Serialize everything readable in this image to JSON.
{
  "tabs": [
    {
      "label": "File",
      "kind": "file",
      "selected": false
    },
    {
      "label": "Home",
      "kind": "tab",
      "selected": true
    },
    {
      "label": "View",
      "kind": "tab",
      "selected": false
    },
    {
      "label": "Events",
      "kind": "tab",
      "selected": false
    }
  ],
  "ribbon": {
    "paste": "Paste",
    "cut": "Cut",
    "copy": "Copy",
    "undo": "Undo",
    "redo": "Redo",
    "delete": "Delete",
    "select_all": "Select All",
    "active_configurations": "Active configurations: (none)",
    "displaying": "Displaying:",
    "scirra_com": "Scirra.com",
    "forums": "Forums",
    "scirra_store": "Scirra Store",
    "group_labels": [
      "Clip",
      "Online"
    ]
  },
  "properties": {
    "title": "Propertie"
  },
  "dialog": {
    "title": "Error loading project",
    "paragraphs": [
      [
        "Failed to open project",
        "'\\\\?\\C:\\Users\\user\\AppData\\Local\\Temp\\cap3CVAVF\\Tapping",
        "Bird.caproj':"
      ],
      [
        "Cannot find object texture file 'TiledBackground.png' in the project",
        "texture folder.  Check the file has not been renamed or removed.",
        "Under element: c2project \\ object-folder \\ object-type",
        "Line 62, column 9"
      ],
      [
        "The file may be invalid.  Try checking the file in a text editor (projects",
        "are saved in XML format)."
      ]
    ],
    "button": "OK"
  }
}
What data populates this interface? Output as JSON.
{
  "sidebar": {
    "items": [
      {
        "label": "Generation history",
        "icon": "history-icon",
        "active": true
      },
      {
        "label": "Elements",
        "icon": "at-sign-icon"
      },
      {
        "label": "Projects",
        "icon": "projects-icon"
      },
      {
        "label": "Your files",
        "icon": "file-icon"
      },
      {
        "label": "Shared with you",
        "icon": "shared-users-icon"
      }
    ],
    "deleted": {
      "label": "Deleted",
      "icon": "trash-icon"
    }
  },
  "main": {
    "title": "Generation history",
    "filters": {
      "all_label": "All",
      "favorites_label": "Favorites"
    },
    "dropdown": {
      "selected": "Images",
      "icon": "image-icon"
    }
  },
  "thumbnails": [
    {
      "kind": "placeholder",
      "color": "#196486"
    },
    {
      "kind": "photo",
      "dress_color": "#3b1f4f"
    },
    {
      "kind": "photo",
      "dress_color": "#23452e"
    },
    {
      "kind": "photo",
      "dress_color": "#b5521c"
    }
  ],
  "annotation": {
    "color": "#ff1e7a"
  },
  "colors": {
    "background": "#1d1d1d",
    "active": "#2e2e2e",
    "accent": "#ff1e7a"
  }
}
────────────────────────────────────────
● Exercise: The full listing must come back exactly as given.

● Response to the exercise:
Serialize everything readable in this image to JSON.
{
  "tabs": [
    {
      "label": "File",
      "kind": "file",
      "selected": false
    },
    {
      "label": "Home",
      "kind": "tab",
      "selected": true
    },
    {
      "label": "View",
      "kind": "tab",
      "selected": false
    },
    {
      "label": "Events",
      "kind": "tab",
      "selected": false
    }
  ],
  "ribbon": {
    "paste": "Paste",
    "cut": "Cut",
    "copy": "Copy",
    "undo": "Undo",
    "redo": "Redo",
    "delete": "Delete",
    "select_all": "Select All",
    "active_configurations": "Active configurations: (none)",
    "displaying": "Displaying:",
    "scirra_com": "Scirra.com",
    "forums": "Forums",
    "scirra_store": "Scirra Store",
    "group_labels": [
      "Clip",
      "Online"
    ]
  },
  "properties": {
    "title": "Propertie"
  },
  "dialog": {
    "title": "Error loading project",
    "paragraphs": [
      [
        "Failed to open project",
        "'\\\\?\\C:\\Users\\user\\AppData\\Local\\Temp\\cap3CVAVF\\Tapping",
        "Bird.caproj':"
      ],
      [
        "Cannot find object texture file 'TiledBackground.png' in the project",
        "texture folder.  Check the file has not been renamed or removed.",
        "Under element: c2project \\ object-folder \\ object-type",
        "Line 62, column 9"
      ],
      [
        "The file may be invalid.  Try checking the file in a text editor (projects",
        "are saved in XML format)."
      ]
    ],
    "button": "OK"
  }
}
What data populates this interface? Output as JSON.
{
  "sidebar": {
    "items": [
      {
        "label": "Generation history",
        "icon": "history-icon",
        "active": true
      },
      {
        "label": "Elements",
        "icon": "at-sign-icon"
      },
      {
        "label": "Projects",
        "icon": "projects-icon"
      },
      {
        "label": "Your files",
        "icon": "file-icon"
      },
      {
        "label": "Shared with you",
        "icon": "shared-users-icon"
      }
    ],
    "deleted": {
      "label": "Deleted",
      "icon": "trash-icon"
    }
  },
  "main": {
    "title": "Generation history",
    "filters": {
      "all_label": "All",
      "favorites_label": "Favorites"
    },
    "dropdown": {
      "selected": "Images",
      "icon": "image-icon"
    }
  },
  "thumbnails": [
    {
      "kind": "placeholder",
      "color": "#196486"
    },
    {
      "kind": "photo",
      "dress_color": "#3b1f4f"
    },
    {
      "kind": "photo",
      "dress_color": "#23452e"
    },
    {
      "kind": "photo",
      "dress_color": "#b5521c"
    }
  ],
  "annotation": {
    "color": "#ff1e7a"
  },
  "colors": {
    "background": "#1d1d1d",
    "active": "#2e2e2e",
    "accent": "#ff1e7a"
  }
}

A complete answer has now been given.